    • Known as the Empire period
    • development of “public” and “private” zones at temples.
    2 3 4 5 1 6
  • 45. Ahmose I leading Egyptians against the Hyksos 2 3 4 5 1 6
  • 46. VI. New Kingdom 1550-1075 BCE
    • Characterized by a more militaristic and imperialistic nature
      • incorporated chariot, bronze working, horses
      • development of a professional army
    • became a slave based economy fueled by war and expansion
    2 3 4 5 1 6
  • 47. VI. Threats to Tradition
    • Amenhotep IV (c. 1362-1347 B.C.) introduced the worship of Aton, god of the sun disk, as the chief god and pursued his worship with enthusiasm.
    • Changed name to Akhenaten (“It is well with Aton”)
    • He closed the temples of other gods and especially endeavored to lessen the power of Amon-Re and his priesthood at Thebes.
    2 3 4 5 1 6
  • 48. VI. Threats to Tradition 1355-1335 BCE
    • Nefertiti
      • Wife of Akhenaton the only pharaoh to even partially reject polytheism
      • political move against priests of Amon-Re
      • moved capital to Amarna
      • worshipped Aton, the sun disk
    • royal inbreeding.

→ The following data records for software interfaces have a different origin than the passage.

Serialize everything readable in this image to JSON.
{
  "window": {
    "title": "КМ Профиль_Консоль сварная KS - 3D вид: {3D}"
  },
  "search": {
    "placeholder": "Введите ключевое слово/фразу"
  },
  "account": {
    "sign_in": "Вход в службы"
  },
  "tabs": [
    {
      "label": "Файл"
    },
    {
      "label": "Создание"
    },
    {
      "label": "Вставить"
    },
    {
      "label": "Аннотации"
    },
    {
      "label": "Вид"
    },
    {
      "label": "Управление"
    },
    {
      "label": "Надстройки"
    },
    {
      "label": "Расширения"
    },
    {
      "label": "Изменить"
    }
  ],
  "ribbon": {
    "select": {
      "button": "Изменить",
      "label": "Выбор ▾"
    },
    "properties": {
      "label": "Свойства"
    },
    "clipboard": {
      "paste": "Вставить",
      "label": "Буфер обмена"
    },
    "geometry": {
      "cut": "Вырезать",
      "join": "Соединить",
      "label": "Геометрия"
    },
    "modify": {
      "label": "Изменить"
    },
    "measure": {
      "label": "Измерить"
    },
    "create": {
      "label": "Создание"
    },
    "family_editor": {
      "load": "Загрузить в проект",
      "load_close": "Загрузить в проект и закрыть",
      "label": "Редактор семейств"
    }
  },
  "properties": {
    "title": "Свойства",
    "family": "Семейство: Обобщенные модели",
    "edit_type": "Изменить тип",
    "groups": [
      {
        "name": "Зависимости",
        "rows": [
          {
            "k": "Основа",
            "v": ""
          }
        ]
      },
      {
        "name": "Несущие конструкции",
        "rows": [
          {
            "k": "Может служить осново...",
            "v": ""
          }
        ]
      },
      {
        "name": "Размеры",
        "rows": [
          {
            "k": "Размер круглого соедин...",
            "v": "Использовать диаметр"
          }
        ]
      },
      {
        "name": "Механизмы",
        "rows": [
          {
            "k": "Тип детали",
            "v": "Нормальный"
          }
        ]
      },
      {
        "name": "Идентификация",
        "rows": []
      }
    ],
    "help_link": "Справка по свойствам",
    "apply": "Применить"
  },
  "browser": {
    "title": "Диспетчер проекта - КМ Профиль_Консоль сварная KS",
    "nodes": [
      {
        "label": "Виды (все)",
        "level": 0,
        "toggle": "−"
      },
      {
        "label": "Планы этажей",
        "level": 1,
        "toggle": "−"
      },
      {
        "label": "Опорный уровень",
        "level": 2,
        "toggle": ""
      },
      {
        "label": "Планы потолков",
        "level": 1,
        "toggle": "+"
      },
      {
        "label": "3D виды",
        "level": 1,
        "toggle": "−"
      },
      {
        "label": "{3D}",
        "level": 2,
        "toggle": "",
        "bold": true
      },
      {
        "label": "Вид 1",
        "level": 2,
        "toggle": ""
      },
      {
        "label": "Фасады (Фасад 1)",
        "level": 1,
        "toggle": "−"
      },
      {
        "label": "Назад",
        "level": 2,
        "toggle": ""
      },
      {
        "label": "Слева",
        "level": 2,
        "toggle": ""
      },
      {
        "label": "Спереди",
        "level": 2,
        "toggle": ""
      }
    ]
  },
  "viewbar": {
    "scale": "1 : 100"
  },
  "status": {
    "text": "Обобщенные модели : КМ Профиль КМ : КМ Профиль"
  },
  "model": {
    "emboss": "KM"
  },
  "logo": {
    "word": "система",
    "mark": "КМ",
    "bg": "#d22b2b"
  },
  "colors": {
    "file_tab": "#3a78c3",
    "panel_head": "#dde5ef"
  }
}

    2 3 4 5 1 6
  • 49. VI. Tutankhamen 1335-1325 BCE
    • (King Tut)
    • child ruler
    • ruled nine years, died at 18
    • young death meant burial in the tomb of a lesser person (noble) resulting in preservation
    2 3 4 5 1 6
  • 50. VI. Ramses II (1279-1213)
    • greatest New Kingdom ruler
    • military leader of Egypt
    • expanded into southern Turkey
    • built many monuments to himself
    • last gasp of Egyptian power.
    2 3 4 5 1 6
  • 51. VI. Ramses II (1279-1213) 2 3 4 5 1 6
  • 52. VI. Ramses II (1279-1213) 2 3 4 5 1 6
  • 53. In-Class Assignemnt
    • Please be sure to answer one of the question that follows.
    • Be sure to have your name, Class, and date in the top right corner of the page.
    • This will due by the end of class and will not be accepted thereafter.
    • Be sure to support your reasoning as much as possible.
  • 54. In- Class Assignment
    • Explain the religious purpose or meaning of two works of Egyptian art.
    • Evaluate the images of women in the art of the ancient world. Assess what roles and symbolic significance are attributed to women in these artistic guises, and compare briefly to other artistic or cultural images that you know.